Increase in Targeted Attacks: Attackers have started targeting large organizations and municipal institutions, demanding huge ransoms.

Changing Strategies: In response to the intensified fight against Ransomware, attackers have started developing more sophisticated and complex attack methods.

III. Ransomware Techniques and Mechanisms

Ransomware utilizes various techniques and mechanisms to achieve its goals. Below are key aspects that help this malicious software successfully attack systems and extort money.

Data Encryption 

Strong Encryption: Most modern variants of ransomware use strong encryption algorithms, such as AES and RSA, to lock the victim’s files. This makes it almost impossible to recover the files without a special decryption key.

Selective Encryption: Attackers often choose to encrypt only specific file types, such as documents, photos, and databases, to maximize damage and increase the chances of receiving a ransom.

Distribution Methods 

Phishing: One of the most common ways to distribute ransomware is through phishing emails containing malicious attachments or links.

Exploits: Attackers use software vulnerabilities to penetrate systems and spread ransomware.

Malicious Websites: Visiting malicious websites can also lead to ransomware infection.

Ransom Demands 

Ransom Amount: The amount demanded by the attackers can vary from a few hundred to several thousand dollars, depending on the target and the victim’s ability to pay.

Payment Method: Attackers typically require payment in cryptocurrency, such as Bitcoin, to ensure anonymity.

Cryptocurrencies and Anonymity 

Use of Cryptocurrencies: Attackers prefer to use cryptocurrencies to receive ransoms, as it allows them to remain anonymous.

Tumblers and Mixers: They may also use cryptocurrency tumblers and mixers to further obscure transaction tracking.

The techniques and mechanisms used by ransomware make it one of the most serious and complex threats in cybersecurity. Effectively combating this threat requires a comprehensive approach, including prevention, detection, and response to incidents, as well as education and user awareness.

IV. Known Ransomware Families

There are many different families of ransomware, each with unique characteristics and methods of attack. Below are some of the most well-known and destructive examples.
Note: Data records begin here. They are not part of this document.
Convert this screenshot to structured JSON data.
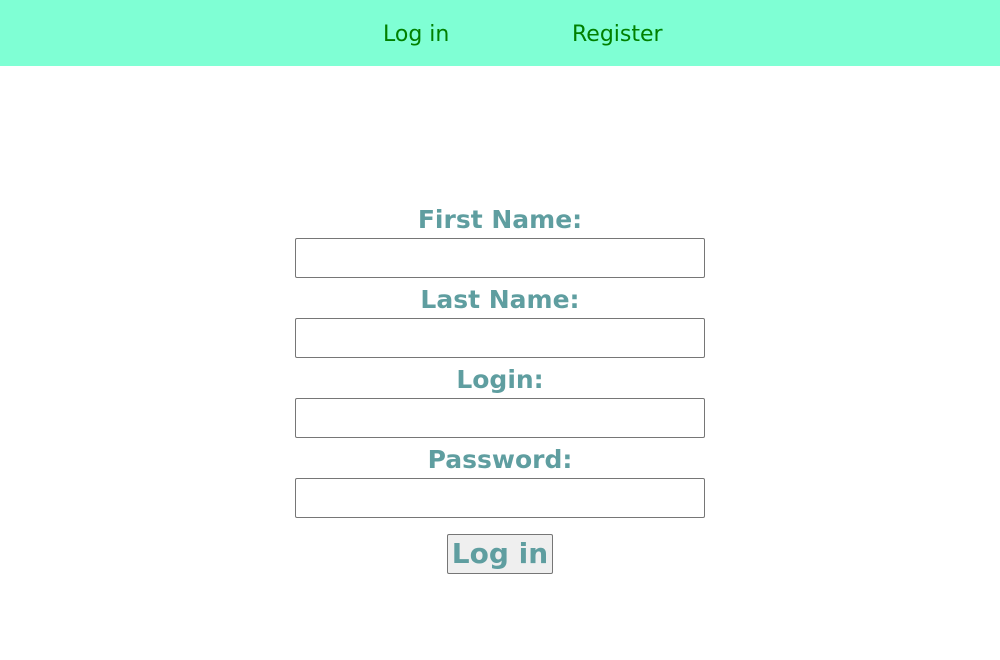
{
  "nav": {
    "login_label": "Log in",
    "register_label": "Register"
  },
  "form": {
    "fields": [
      {
        "label": "First Name:",
        "value": ""
      },
      {
        "label": "Last Name:",
        "value": ""
      },
      {
        "label": "Login:",
        "value": ""
      },
      {
        "label": "Password:",
        "value": ""
      }
    ],
    "submit_label": "Log in"
  },
  "colors": {
    "topbar_background": "#7fffd4",
    "nav_link": "#008000",
    "label_text": "#5f9ea0",
    "button_background": "#efefef"
  }
}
Global Spread: In May 2017, WannaCry affected hundreds of thousands of computers in more than 150 countries, causing widespread disruption and damage amounting to hundreds of millions of dollars. 

Use of NSA Exploits: This ransomware variant used exploits developed by the United States National Security Agency, which were stolen and published by hackers.
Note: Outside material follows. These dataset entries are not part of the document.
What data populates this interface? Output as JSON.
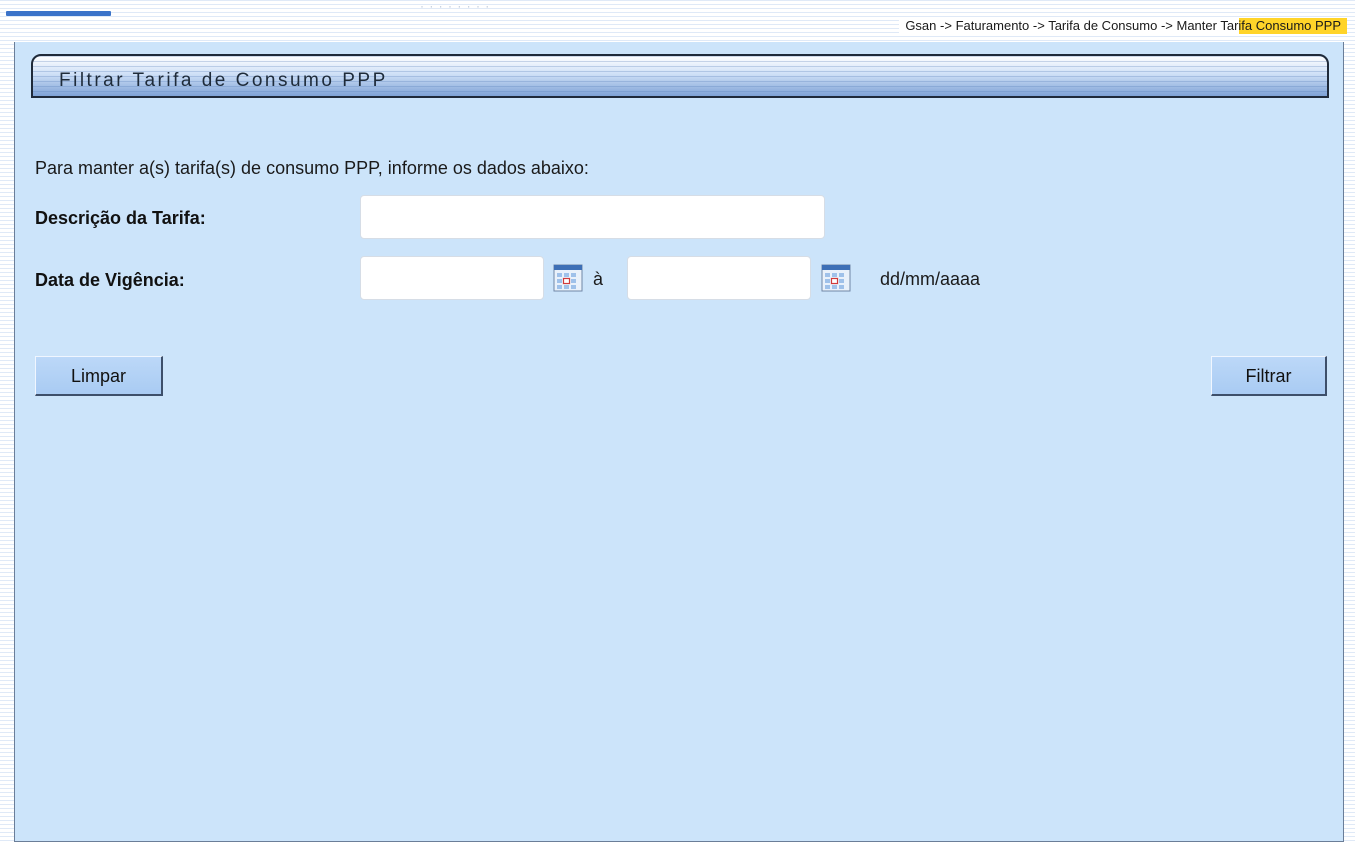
{
  "header": {
    "breadcrumb": {
      "root": "Gsan",
      "module": "Faturamento",
      "section": "Tarifa de Consumo",
      "page": "Manter Tarifa Consumo PPP",
      "separator": "->"
    }
  },
  "panel": {
    "title": "Filtrar Tarifa de Consumo PPP",
    "intro": "Para manter a(s) tarifa(s) de consumo PPP, informe os dados abaixo:"
  },
  "form": {
    "descricao": {
      "label": "Descrição da Tarifa:",
      "value": ""
    },
    "vigencia": {
      "label": "Data de Vigência:",
      "start_value": "",
      "end_value": "",
      "between_text": "à",
      "format_hint": "dd/mm/aaaa"
    }
  },
  "buttons": {
    "clear_label": "Limpar",
    "filter_label": "Filtrar"
  },
  "icons": {
    "calendar": "calendar-icon"
  },
  "colors": {
    "panel_bg": "#cce4fa",
    "button_bg": "#a9cbf3",
    "breadcrumb_highlight": "#ffd429",
    "accent": "#3b73c9"
  }
}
Targeted Attacks: Unlike WannaCry, Ryuk targets specific organizations, often demanding huge ransom amounts. 

Advanced Tactics: Ryuk uses more advanced attack methods and manual spreading within the victim’s network, making it particularly dangerous and difficult to combat.
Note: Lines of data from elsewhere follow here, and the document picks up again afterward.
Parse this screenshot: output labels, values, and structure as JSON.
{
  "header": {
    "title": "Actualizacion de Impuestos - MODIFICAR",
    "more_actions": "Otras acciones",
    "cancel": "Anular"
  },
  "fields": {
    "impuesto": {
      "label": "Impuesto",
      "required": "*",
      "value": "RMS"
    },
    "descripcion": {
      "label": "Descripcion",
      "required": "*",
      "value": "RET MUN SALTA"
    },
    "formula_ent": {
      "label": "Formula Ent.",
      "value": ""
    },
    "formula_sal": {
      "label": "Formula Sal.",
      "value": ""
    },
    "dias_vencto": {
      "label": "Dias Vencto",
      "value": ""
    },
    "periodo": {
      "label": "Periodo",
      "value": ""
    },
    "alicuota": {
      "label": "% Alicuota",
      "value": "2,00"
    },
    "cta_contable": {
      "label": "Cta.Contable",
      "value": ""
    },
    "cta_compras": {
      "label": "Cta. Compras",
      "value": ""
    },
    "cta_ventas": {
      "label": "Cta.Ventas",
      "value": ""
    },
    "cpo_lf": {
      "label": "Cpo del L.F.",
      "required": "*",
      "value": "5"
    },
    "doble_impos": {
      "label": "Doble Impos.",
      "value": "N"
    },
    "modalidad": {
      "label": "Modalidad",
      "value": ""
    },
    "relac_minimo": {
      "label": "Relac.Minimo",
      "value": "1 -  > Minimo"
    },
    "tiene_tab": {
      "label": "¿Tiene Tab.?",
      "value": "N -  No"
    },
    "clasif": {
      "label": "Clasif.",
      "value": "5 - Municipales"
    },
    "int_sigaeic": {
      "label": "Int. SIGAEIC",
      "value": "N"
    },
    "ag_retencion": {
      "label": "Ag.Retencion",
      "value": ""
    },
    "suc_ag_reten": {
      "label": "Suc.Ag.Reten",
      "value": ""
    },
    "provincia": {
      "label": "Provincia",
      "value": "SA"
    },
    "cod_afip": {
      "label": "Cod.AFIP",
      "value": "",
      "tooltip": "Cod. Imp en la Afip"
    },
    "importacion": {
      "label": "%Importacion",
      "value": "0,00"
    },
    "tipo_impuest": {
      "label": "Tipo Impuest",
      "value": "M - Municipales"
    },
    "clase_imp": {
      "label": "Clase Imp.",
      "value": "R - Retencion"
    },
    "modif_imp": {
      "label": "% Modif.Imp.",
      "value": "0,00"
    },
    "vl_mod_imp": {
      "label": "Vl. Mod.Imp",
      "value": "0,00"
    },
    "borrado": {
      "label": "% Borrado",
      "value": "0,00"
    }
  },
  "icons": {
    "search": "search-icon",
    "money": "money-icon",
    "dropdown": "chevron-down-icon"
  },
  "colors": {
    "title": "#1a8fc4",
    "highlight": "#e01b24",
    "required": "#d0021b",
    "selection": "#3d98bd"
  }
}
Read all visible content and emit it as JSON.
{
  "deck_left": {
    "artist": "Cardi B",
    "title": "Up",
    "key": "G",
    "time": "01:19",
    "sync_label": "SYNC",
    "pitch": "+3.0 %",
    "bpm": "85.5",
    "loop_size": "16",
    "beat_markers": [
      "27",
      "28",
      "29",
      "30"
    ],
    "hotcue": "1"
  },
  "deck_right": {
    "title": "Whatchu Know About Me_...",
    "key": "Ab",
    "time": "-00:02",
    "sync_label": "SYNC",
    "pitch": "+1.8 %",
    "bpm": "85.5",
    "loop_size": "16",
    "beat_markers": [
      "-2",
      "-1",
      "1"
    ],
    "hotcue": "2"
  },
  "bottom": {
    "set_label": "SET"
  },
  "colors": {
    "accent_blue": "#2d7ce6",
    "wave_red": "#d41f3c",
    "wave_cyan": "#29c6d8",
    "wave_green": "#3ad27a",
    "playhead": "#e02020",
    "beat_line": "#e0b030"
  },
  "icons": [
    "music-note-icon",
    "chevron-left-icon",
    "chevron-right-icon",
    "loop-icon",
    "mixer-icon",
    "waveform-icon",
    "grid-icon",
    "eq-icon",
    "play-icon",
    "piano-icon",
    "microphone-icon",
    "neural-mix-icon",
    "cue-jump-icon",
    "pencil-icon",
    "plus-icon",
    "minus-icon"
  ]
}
Widespread Distribution: Locky spread rapidly in 2016, infecting hundreds of thousands of computers and successfully extorting money from victims. Phishing 

Emails: This ransomware is often spread through phishing emails with malicious attachments disguised as invoices or other official documents.

Modern Threats 

Continuous Adaptation: Attackers continue to develop new ransomware variants, adapting to improvements in cybersecurity and seeking new ways to attack. 

Ransomware-as-a-Service: The emergence of the RaaS model allows even inexperienced criminals to conduct attacks, making the threat even more widespread and difficult to combat.

Known ransomware families demonstrate the variety of tactics and strategies used by attackers, underscoring the need for a comprehensive approach to cybersecurity. From educating users and regularly updating software to using advanced antivirus solutions and monitoring tools — all of these measures play a critical role in protecting against ransomware.


Ransomware continues to pose a serious threat to cybersecurity, employing sophisticated attack methods and distribution mechanisms. Effective protection requires a comprehensive approach, including user education, the use of modern antivirus solutions, and regular software updates. Analysis of known ransomware families highlights the scale and diversity of threats, making combating them a top priority in cybersecurity.